A Stroke of Midnight
Laurell K. Hamilton
hardcover from Ballantine Books, 2005
Guilty pleasure. Loved it. Can't believe how little time has passed since this story began and there've already been four books! Right now, I like this story better than the Anita Blake novels. Perhaps because the eroticism is better integrated with the plot and there are no apologies made for it being a part of the plot. Which I can deal with.
Dell Laurel-Leaf, 2001
paperback from Dell Laurel-Leaf, 2002
Two quick YA reads, both enjoyable, but... I found I liked Midnight Predator better than Shattered Mirror. She is growing as a writer, and even though I can still see plot holes, the book was stronger. More interesting, drew me forward more. Better stakes. Shattered Mirror was good, but felt more derivative (and didn't entrance me as much as earlier books I had read by the same author).
On Fire's Wings
paperback from Luna, 2004
Mm, a Luna novel! This is one where I'm looking forward to the next novel in the series. I liked the stakes in the story for the heroine. I liked that as a reader, I could see the trainwreck coming and the author didn't shy back from it and the train did indeed wreck. I know there's still a lot more of the world to be revealed, and more for the characters to learn, and I look forward to seeing them get there. Good setup, good first story revelation. Fun stuff.
Through Violet Eyes
paperback from Dell, 2004
First novel and damned good stuff. Drew me in, pulled me forward, kept me interested. And damn I'm looking forward to the next book in the series, which follows one of the main characters from this first. The concept? There are those with violet eyes who have the ability to invite in the dead (or the dead invade their minds) and then the dead speak through them. A difficult person to be, but so valuable to the criminal justice system. All sides presented, and a wonderful mystery to go with it -- who is killing the violets???
A Girl's Guide to Vampires
paperback from Love Spell, 2003

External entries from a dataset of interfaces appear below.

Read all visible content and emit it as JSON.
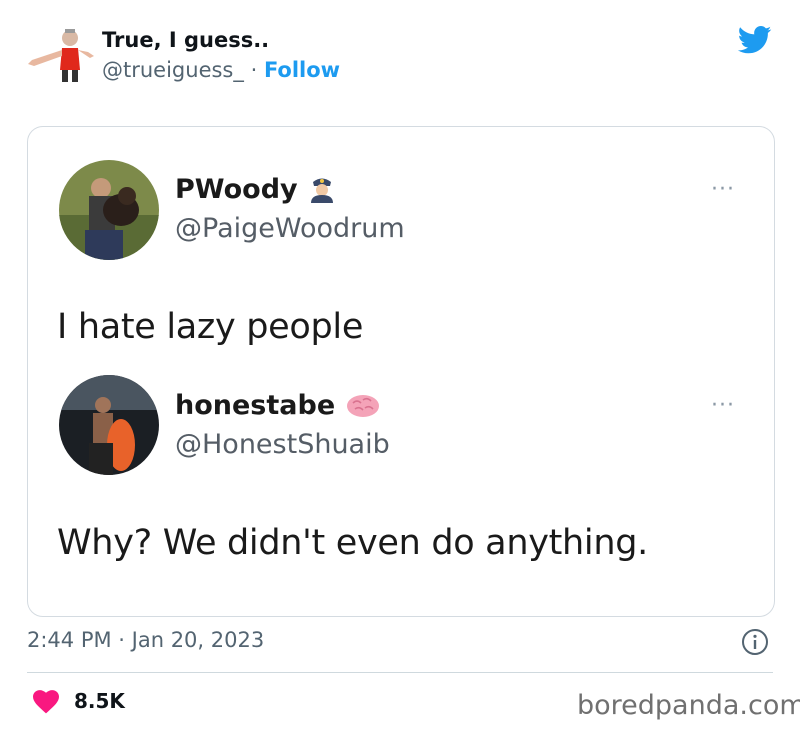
{
  "tweet": {
    "author_name": "True, I guess..",
    "author_handle": "@trueiguess_",
    "separator": "·",
    "follow_label": "Follow",
    "timestamp": "2:44 PM · Jan 20, 2023",
    "likes": "8.5K"
  },
  "screenshot": {
    "first_post": {
      "name": "PWoody",
      "handle": "@PaigeWoodrum",
      "text": "I hate lazy people",
      "more": "···"
    },
    "second_post": {
      "name": "honestabe",
      "handle": "@HonestShuaib",
      "text": "Why? We didn't even do anything.",
      "more": "···"
    }
  },
  "watermark": "boredpanda.com",
  "colors": {
    "accent": "#1d9bf0",
    "like": "#f91880",
    "secondary_text": "#536471"
  },
  "icons": [
    "twitter-bird-icon",
    "info-icon",
    "heart-icon",
    "more-options-icon",
    "police-emoji-icon",
    "brain-emoji-icon"
  ]
}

*giggles* More fun. The only problem? I have no discovered that Katie MacAlister recycles wording / scene styles. Eek! There were things I recognized, things I knew were the same from previous books I'd read. Still, I loved the book overall and had a lot of fun with it and pretty much just sucked it down. Er, pun intended!